◆ Material shown:
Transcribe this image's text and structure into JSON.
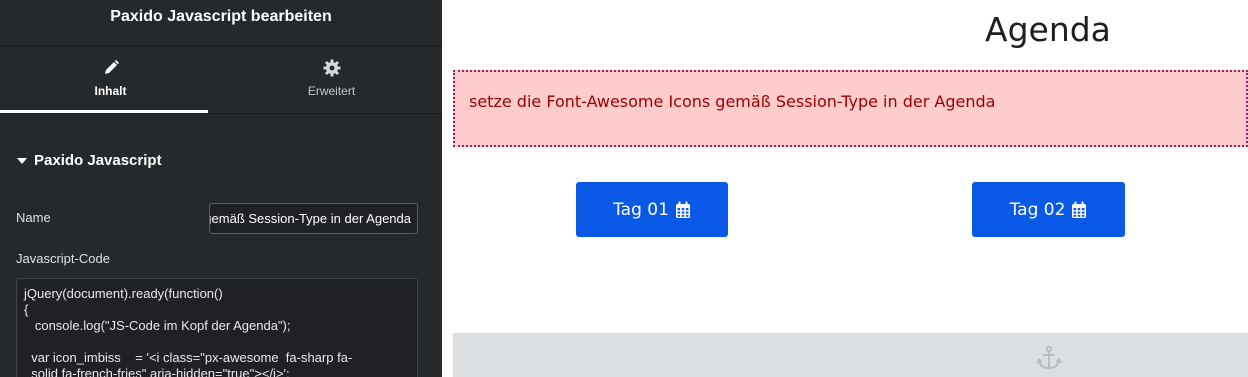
{
  "panel": {
    "title": "Paxido Javascript bearbeiten",
    "tabs": [
      {
        "label": "Inhalt",
        "icon": "pencil-icon",
        "active": true
      },
      {
        "label": "Erweitert",
        "icon": "gear-icon",
        "active": false
      }
    ],
    "section": {
      "title": "Paxido Javascript"
    },
    "name_field": {
      "label": "Name",
      "value": "setze die Font-Awesome Icons gemäß Session-Type in der Agenda"
    },
    "code_field": {
      "label": "Javascript-Code",
      "value": "jQuery(document).ready(function()\n{\n   console.log(\"JS-Code im Kopf der Agenda\");\n\n  var icon_imbiss    = '<i class=\"px-awesome  fa-sharp fa-\n  solid fa-french-fries\" aria-hidden=\"true\"></i>';"
    }
  },
  "preview": {
    "title": "Agenda",
    "alert_text": "setze die Font-Awesome Icons gemäß Session-Type in der Agenda",
    "buttons": [
      {
        "label": "Tag 01",
        "icon": "calendar-icon"
      },
      {
        "label": "Tag 02",
        "icon": "calendar-icon"
      }
    ],
    "footer_icon": "anchor-icon"
  },
  "colors": {
    "panel_bg": "#26292c",
    "alert_bg": "#ffcccc",
    "alert_text": "#a00000",
    "alert_border": "#a5196b",
    "button_bg": "#0a59e6"
  }
}
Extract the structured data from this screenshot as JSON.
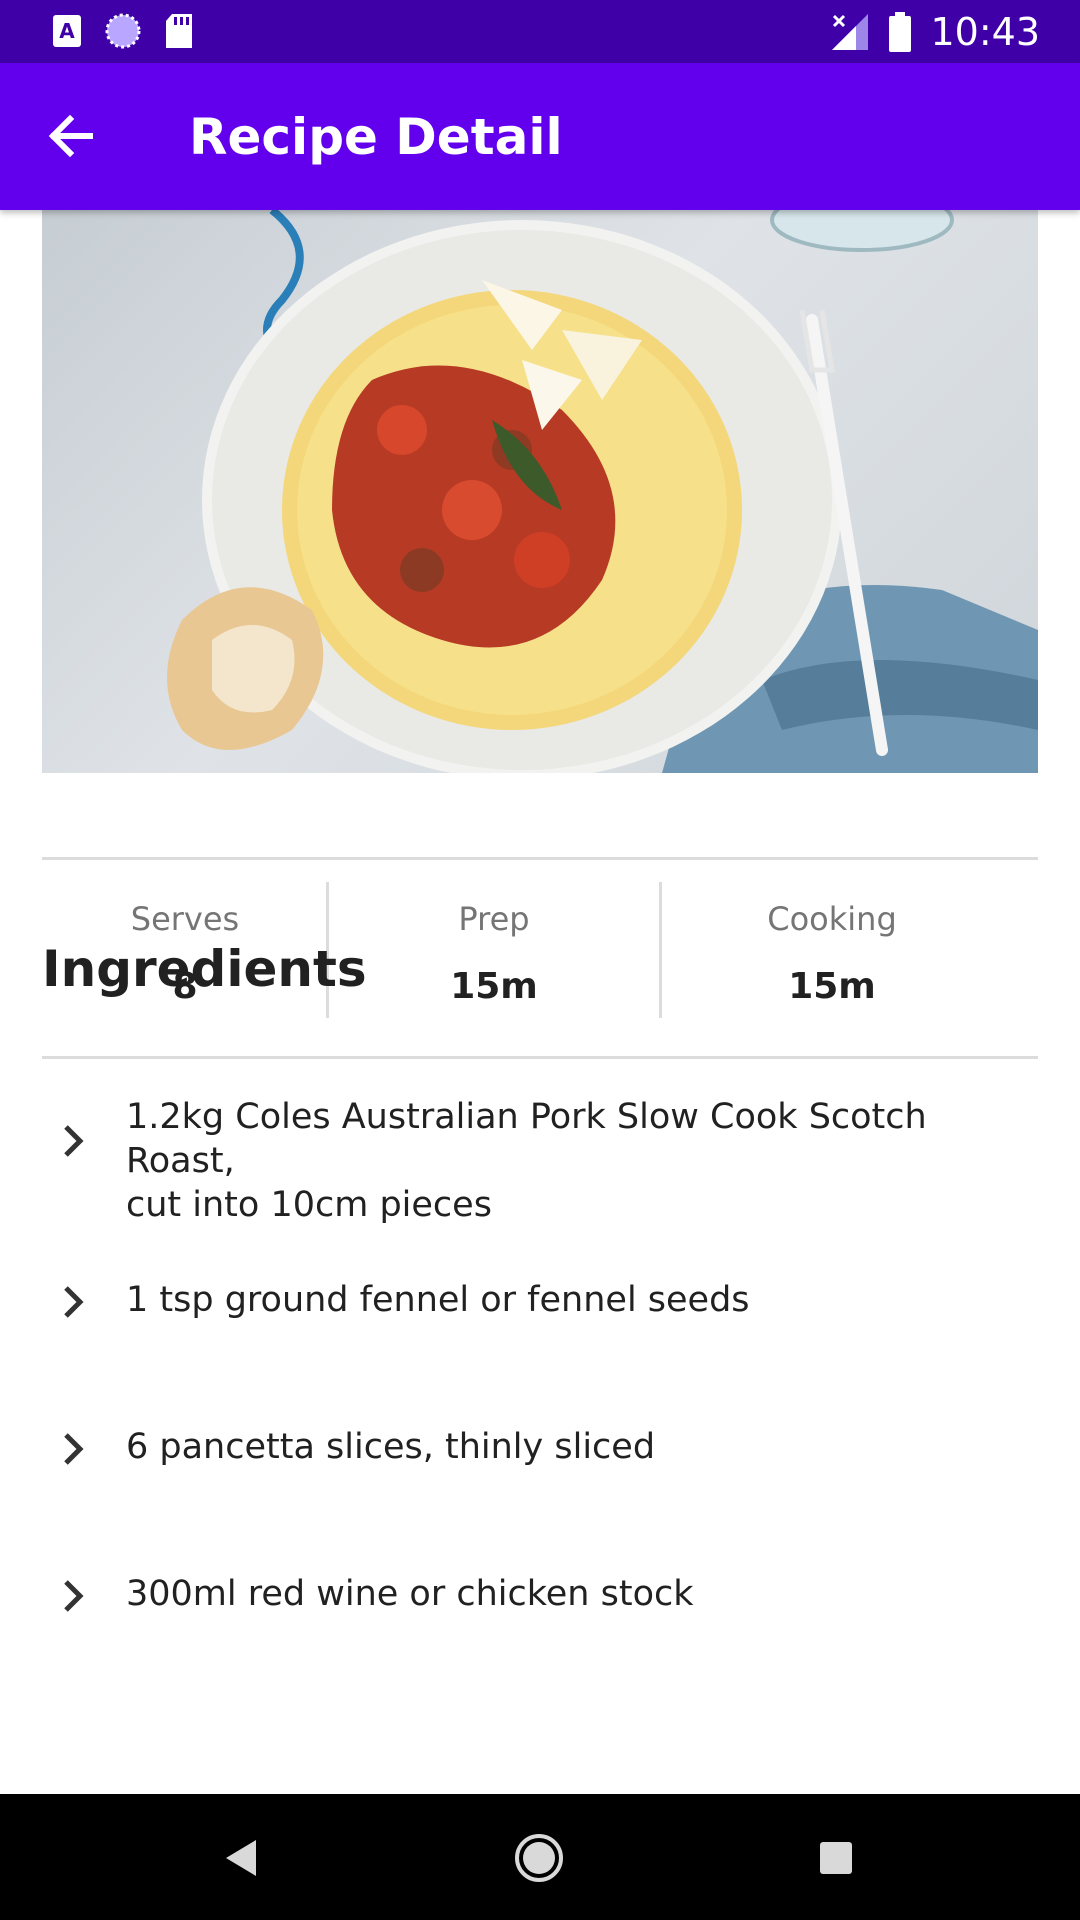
{
  "status_bar": {
    "time": "10:43",
    "left_icons": [
      "a-box-icon",
      "loading-circle-icon",
      "sd-card-icon"
    ],
    "right_icons": [
      "no-signal-icon",
      "battery-icon"
    ]
  },
  "app_bar": {
    "title": "Recipe Detail",
    "color": "#6200ee",
    "status_color": "#3f00a7"
  },
  "hero_image": {
    "icon": "dish-photo"
  },
  "stats": [
    {
      "label": "Serves",
      "value": "8"
    },
    {
      "label": "Prep",
      "value": "15m"
    },
    {
      "label": "Cooking",
      "value": "15m"
    }
  ],
  "ingredients": {
    "title": "Ingredients",
    "items": [
      {
        "line1": "1.2kg Coles Australian Pork Slow Cook Scotch Roast,",
        "line2": "cut into 10cm pieces"
      },
      {
        "line1": "1 tsp ground fennel or fennel seeds"
      },
      {
        "line1": "6 pancetta slices, thinly sliced"
      },
      {
        "line1": "300ml red wine or chicken stock"
      }
    ]
  },
  "nav_bar": {
    "icons": [
      "back-triangle-icon",
      "home-circle-icon",
      "recents-square-icon"
    ]
  }
}
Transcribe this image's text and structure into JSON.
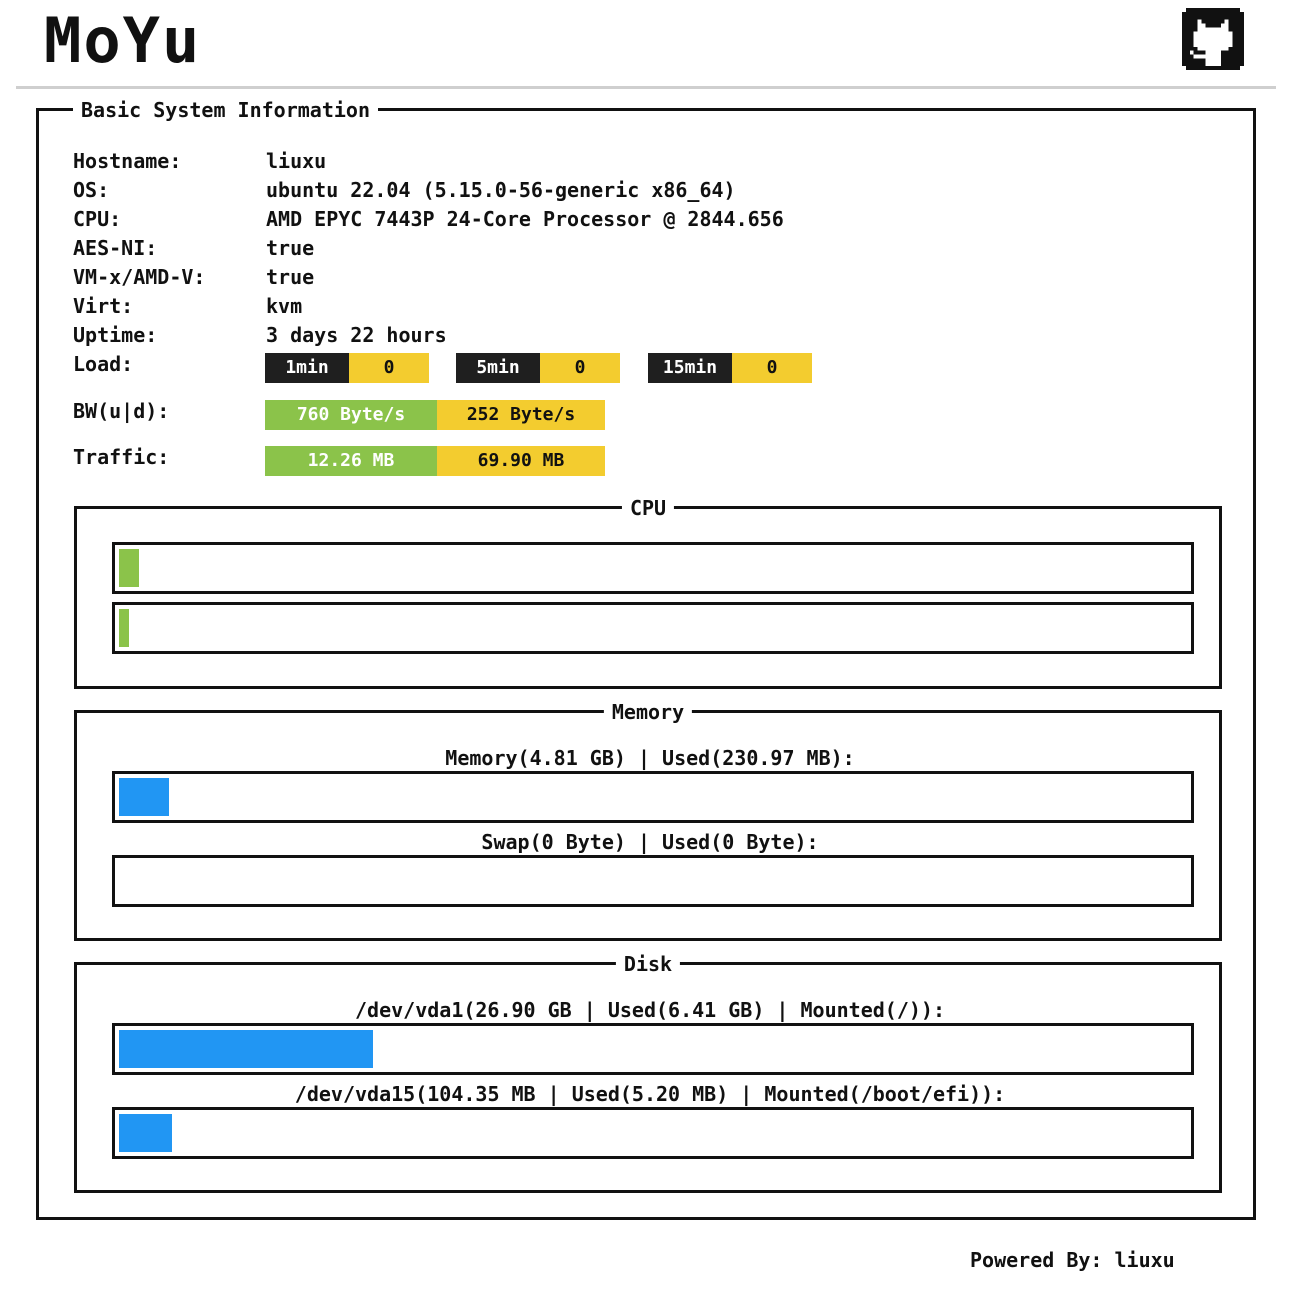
{
  "header": {
    "logo": "MoYu",
    "github_icon": "github-icon"
  },
  "basic": {
    "title": "Basic System Information",
    "rows": [
      {
        "key": "Hostname:",
        "value": "liuxu"
      },
      {
        "key": "OS:",
        "value": "ubuntu 22.04 (5.15.0-56-generic x86_64)"
      },
      {
        "key": "CPU:",
        "value": "AMD EPYC 7443P 24-Core Processor @ 2844.656"
      },
      {
        "key": "AES-NI:",
        "value": "true"
      },
      {
        "key": "VM-x/AMD-V:",
        "value": "true"
      },
      {
        "key": "Virt:",
        "value": "kvm"
      },
      {
        "key": "Uptime:",
        "value": "3 days 22 hours"
      }
    ],
    "load_label": "Load:",
    "load": [
      {
        "label": "1min",
        "value": "0"
      },
      {
        "label": "5min",
        "value": "0"
      },
      {
        "label": "15min",
        "value": "0"
      }
    ],
    "bw_label": "BW(u|d):",
    "bw_up": "760 Byte/s",
    "bw_down": "252 Byte/s",
    "traffic_label": "Traffic:",
    "traffic_up": "12.26 MB",
    "traffic_down": "69.90 MB"
  },
  "cpu": {
    "title": "CPU",
    "cores": [
      {
        "usage_fraction": 0.019
      },
      {
        "usage_fraction": 0.009
      }
    ]
  },
  "memory": {
    "title": "Memory",
    "mem_caption": "Memory(4.81 GB) | Used(230.97 MB):",
    "mem_fraction": 0.047,
    "swap_caption": "Swap(0 Byte) | Used(0 Byte):",
    "swap_fraction": 0
  },
  "disk": {
    "title": "Disk",
    "items": [
      {
        "caption": "/dev/vda1(26.90 GB | Used(6.41 GB) | Mounted(/)):",
        "fraction": 0.238
      },
      {
        "caption": "/dev/vda15(104.35 MB | Used(5.20 MB) | Mounted(/boot/efi)):",
        "fraction": 0.05
      }
    ]
  },
  "footer": {
    "text": "Powered By: liuxu"
  },
  "colors": {
    "green": "#8bc34a",
    "yellow": "#f3cc2f",
    "blue": "#2196f3",
    "dark": "#1f1f1f"
  }
}
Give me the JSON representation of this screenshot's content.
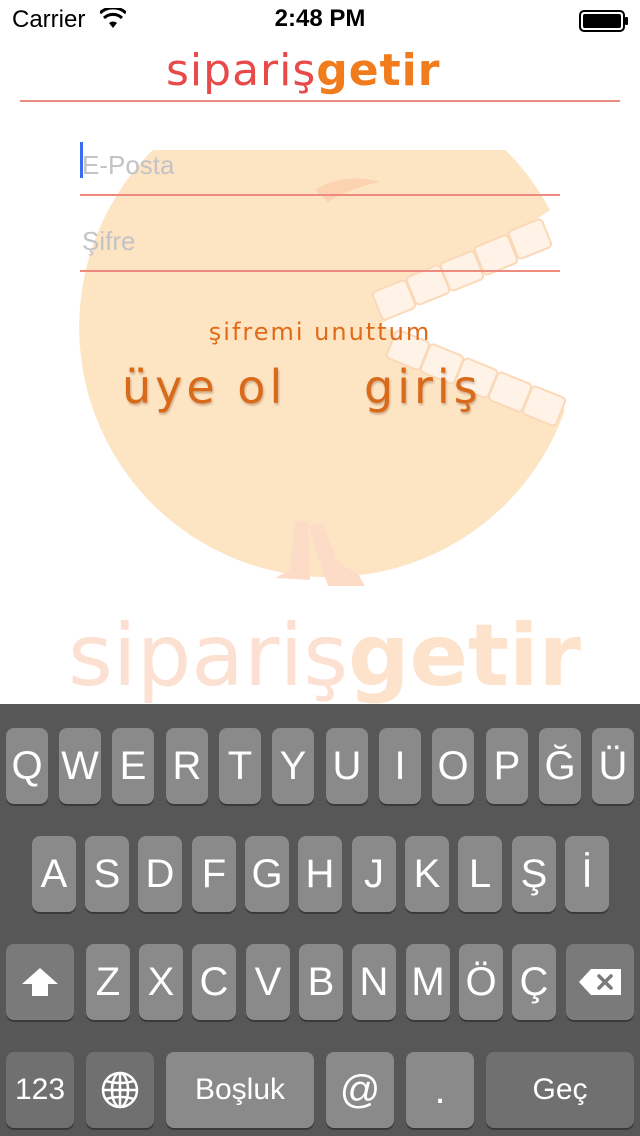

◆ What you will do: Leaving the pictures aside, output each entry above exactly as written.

◆ Output for this exercise:
Transcribe this image's text and structure into JSON.
{
  "panel": {
    "title": "Paxido Javascript bearbeiten",
    "tabs": [
      {
        "label": "Inhalt",
        "icon": "pencil-icon",
        "active": true
      },
      {
        "label": "Erweitert",
        "icon": "gear-icon",
        "active": false
      }
    ],
    "section": {
      "title": "Paxido Javascript"
    },
    "name_field": {
      "label": "Name",
      "value": "setze die Font-Awesome Icons gemäß Session-Type in der Agenda"
    },
    "code_field": {
      "label": "Javascript-Code",
      "value": "jQuery(document).ready(function()\n{\n   console.log(\"JS-Code im Kopf der Agenda\");\n\n  var icon_imbiss    = '<i class=\"px-awesome  fa-sharp fa-\n  solid fa-french-fries\" aria-hidden=\"true\"></i>';"
    }
  },
  "preview": {
    "title": "Agenda",
    "alert_text": "setze die Font-Awesome Icons gemäß Session-Type in der Agenda",
    "buttons": [
      {
        "label": "Tag 01",
        "icon": "calendar-icon"
      },
      {
        "label": "Tag 02",
        "icon": "calendar-icon"
      }
    ],
    "footer_icon": "anchor-icon"
  },
  "colors": {
    "panel_bg": "#26292c",
    "alert_bg": "#ffcccc",
    "alert_text": "#a00000",
    "alert_border": "#a5196b",
    "button_bg": "#0a59e6"
  }
}
Extract the structured data from this screenshot as JSON.
{
  "status_bar": {
    "time": "10:43",
    "left_icons": [
      "a-box-icon",
      "loading-circle-icon",
      "sd-card-icon"
    ],
    "right_icons": [
      "no-signal-icon",
      "battery-icon"
    ]
  },
  "app_bar": {
    "title": "Recipe Detail",
    "color": "#6200ee",
    "status_color": "#3f00a7"
  },
  "hero_image": {
    "icon": "dish-photo"
  },
  "stats": [
    {
      "label": "Serves",
      "value": "8"
    },
    {
      "label": "Prep",
      "value": "15m"
    },
    {
      "label": "Cooking",
      "value": "15m"
    }
  ],
  "ingredients": {
    "title": "Ingredients",
    "items": [
      {
        "line1": "1.2kg Coles Australian Pork Slow Cook Scotch Roast,",
        "line2": "cut into 10cm pieces"
      },
      {
        "line1": "1 tsp ground fennel or fennel seeds"
      },
      {
        "line1": "6 pancetta slices, thinly sliced"
      },
      {
        "line1": "300ml red wine or chicken stock"
      }
    ]
  },
  "nav_bar": {
    "icons": [
      "back-triangle-icon",
      "home-circle-icon",
      "recents-square-icon"
    ]
  }
}
Transcribe this image's text and structure into JSON.
{
  "header": {
    "logo": "MoYu",
    "github_icon": "github-icon"
  },
  "basic": {
    "title": "Basic System Information",
    "rows": [
      {
        "key": "Hostname:",
        "value": "liuxu"
      },
      {
        "key": "OS:",
        "value": "ubuntu 22.04 (5.15.0-56-generic x86_64)"
      },
      {
        "key": "CPU:",
        "value": "AMD EPYC 7443P 24-Core Processor @ 2844.656"
      },
      {
        "key": "AES-NI:",
        "value": "true"
      },
      {
        "key": "VM-x/AMD-V:",
        "value": "true"
      },
      {
        "key": "Virt:",
        "value": "kvm"
      },
      {
        "key": "Uptime:",
        "value": "3 days 22 hours"
      }
    ],
    "load_label": "Load:",
    "load": [
      {
        "label": "1min",
        "value": "0"
      },
      {
        "label": "5min",
        "value": "0"
      },
      {
        "label": "15min",
        "value": "0"
      }
    ],
    "bw_label": "BW(u|d):",
    "bw_up": "760 Byte/s",
    "bw_down": "252 Byte/s",
    "traffic_label": "Traffic:",
    "traffic_up": "12.26 MB",
    "traffic_down": "69.90 MB"
  },
  "cpu": {
    "title": "CPU",
    "cores": [
      {
        "usage_fraction": 0.019
      },
      {
        "usage_fraction": 0.009
      }
    ]
  },
  "memory": {
    "title": "Memory",
    "mem_caption": "Memory(4.81 GB) | Used(230.97 MB):",
    "mem_fraction": 0.047,
    "swap_caption": "Swap(0 Byte) | Used(0 Byte):",
    "swap_fraction": 0
  },
  "disk": {
    "title": "Disk",
    "items": [
      {
        "caption": "/dev/vda1(26.90 GB | Used(6.41 GB) | Mounted(/)):",
        "fraction": 0.238
      },
      {
        "caption": "/dev/vda15(104.35 MB | Used(5.20 MB) | Mounted(/boot/efi)):",
        "fraction": 0.05
      }
    ]
  },
  "footer": {
    "text": "Powered By: liuxu"
  },
  "colors": {
    "green": "#8bc34a",
    "yellow": "#f3cc2f",
    "blue": "#2196f3",
    "dark": "#1f1f1f"
  }
}
Give me the JSON representation of this screenshot's content.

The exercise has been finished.